When you ask just about anybody what Lizzie looked like, most will mention her pale, penetrating eyes, heavy lower jowl- and those leg o’ mutton sleeves ! Perhaps it is because the only photo of Lizzie facing the camera was taken on the porch of the Covell house on Farewell Street in Newport after the acquittal.. She has a certain relieved and self-satisfied expression as she gazes right at you, and that Mona Lisa smile is flanked by two enormous leg o’ mutton sleeves.
Actresses who are asked to portray Lizzie are always pressed to give the 1893 Lizzie look, complete with leg o’ mutton or gigot sleeves. Surely Lizzie marched on with the trends of the times, and by her demise in 1927, had probably tried out the cloche hat, narrow, shorter skirts, sacque dress and flapper bandeau. For students of costume history, one thing emerges quickly when comparing trends from decade to decade- if the skirt is simple and plain, the bodice and sleeve will be elaborate.
By 1892, the bustle had come and gone twice, the soft bustle of the early1870s, and the rigid and ridiculous second bustle period of 1883-89 – a bustle so wide a small dog could perch on it. 1884 1875 & 76 http://www.fashion-era.com/bustles.htm (drawings from the Costumer’s Manifesto)
With all the emphasis on the skirt and bustle, elaborate draping of the layers, and passementerie, or trims, the bodice and sleeves were kept plain. This is sometimes referred to as The Upholstered Age in ladies’ fashion. By 1890 things would change again as skirts became smoothly fitted over the hips and wide at the bottoms- made possible by many gores, sometimes as many as 9. These were called bell or morning glory skirts and were a joy to more athletic girls who liked a rousing walk in the country. To offset the plain skirts, the top part of the sleeve of the basque or jacket or waist (term for blouse) started to grow and grow into the leg o’ mutton monstrosity of 1896, and then it died a merciful death in fashion. Lizzie kept up-to-date with her expanding leg o’ muttons at the trial, and probably was always aware of fashion’s fickle fancy. It has been said by some who knew Lizzie Borden later in life that she kept to darker shades, quality tailoring, and the luxurious fabrics which money could buy.

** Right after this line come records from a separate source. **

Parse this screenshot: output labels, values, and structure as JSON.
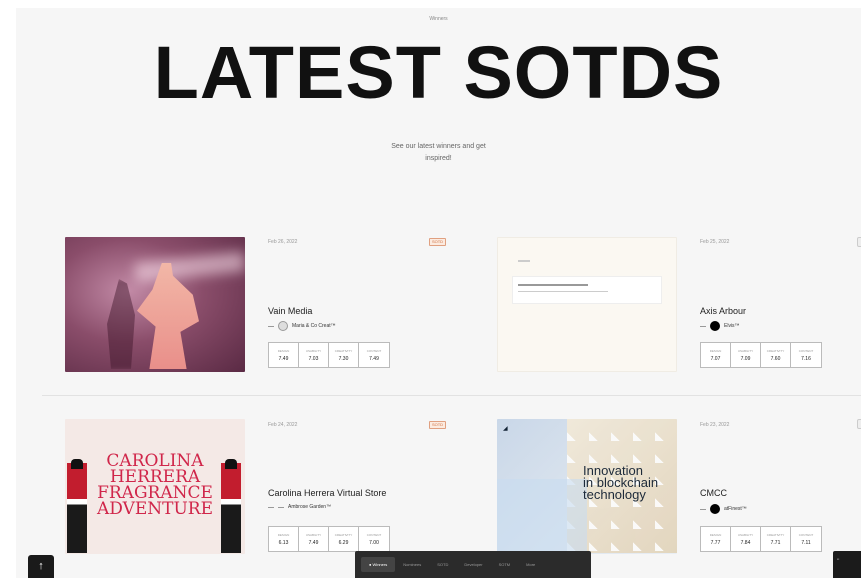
{
  "header": {
    "top_label": "Winners",
    "title": "LATEST SOTDS",
    "subtitle_line1": "See our latest winners and get",
    "subtitle_line2": "inspired!"
  },
  "score_keys": [
    "Design",
    "Usability",
    "Creativity",
    "Content"
  ],
  "cards": [
    {
      "date": "Feb 26, 2022",
      "tag": "SOTD",
      "title": "Vain Media",
      "author": "Maria & Co Creat™",
      "scores": [
        "7.49",
        "7.03",
        "7.30",
        "7.49"
      ]
    },
    {
      "date": "Feb 25, 2022",
      "title": "Axis Arbour",
      "author": "Elvis™",
      "scores": [
        "7.07",
        "7.09",
        "7.60",
        "7.16"
      ]
    },
    {
      "date": "Feb 24, 2022",
      "tag": "SOTD",
      "title": "Carolina Herrera Virtual Store",
      "author": "Ambrose Garden™",
      "scores": [
        "6.13",
        "7.49",
        "6.29",
        "7.00"
      ]
    },
    {
      "date": "Feb 23, 2022",
      "title": "CMCC",
      "author": "atFinest™",
      "scores": [
        "7.77",
        "7.84",
        "7.71",
        "7.11"
      ]
    }
  ],
  "thumbs": {
    "carolina_line1": "CAROLINA",
    "carolina_line2": "HERRERA",
    "carolina_line3": "FRAGRANCE",
    "carolina_line4": "ADVENTURE",
    "cmcc_line1": "Innovation",
    "cmcc_line2": "in blockchain",
    "cmcc_line3": "technology"
  },
  "bottom_bar": {
    "items": [
      "● Winners",
      "Nominees",
      "SOTD",
      "Developer",
      "SOTM",
      "More"
    ]
  },
  "up_button": "↑"
}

“Monster Muttons of 1896“(click on thumbnails for larger images)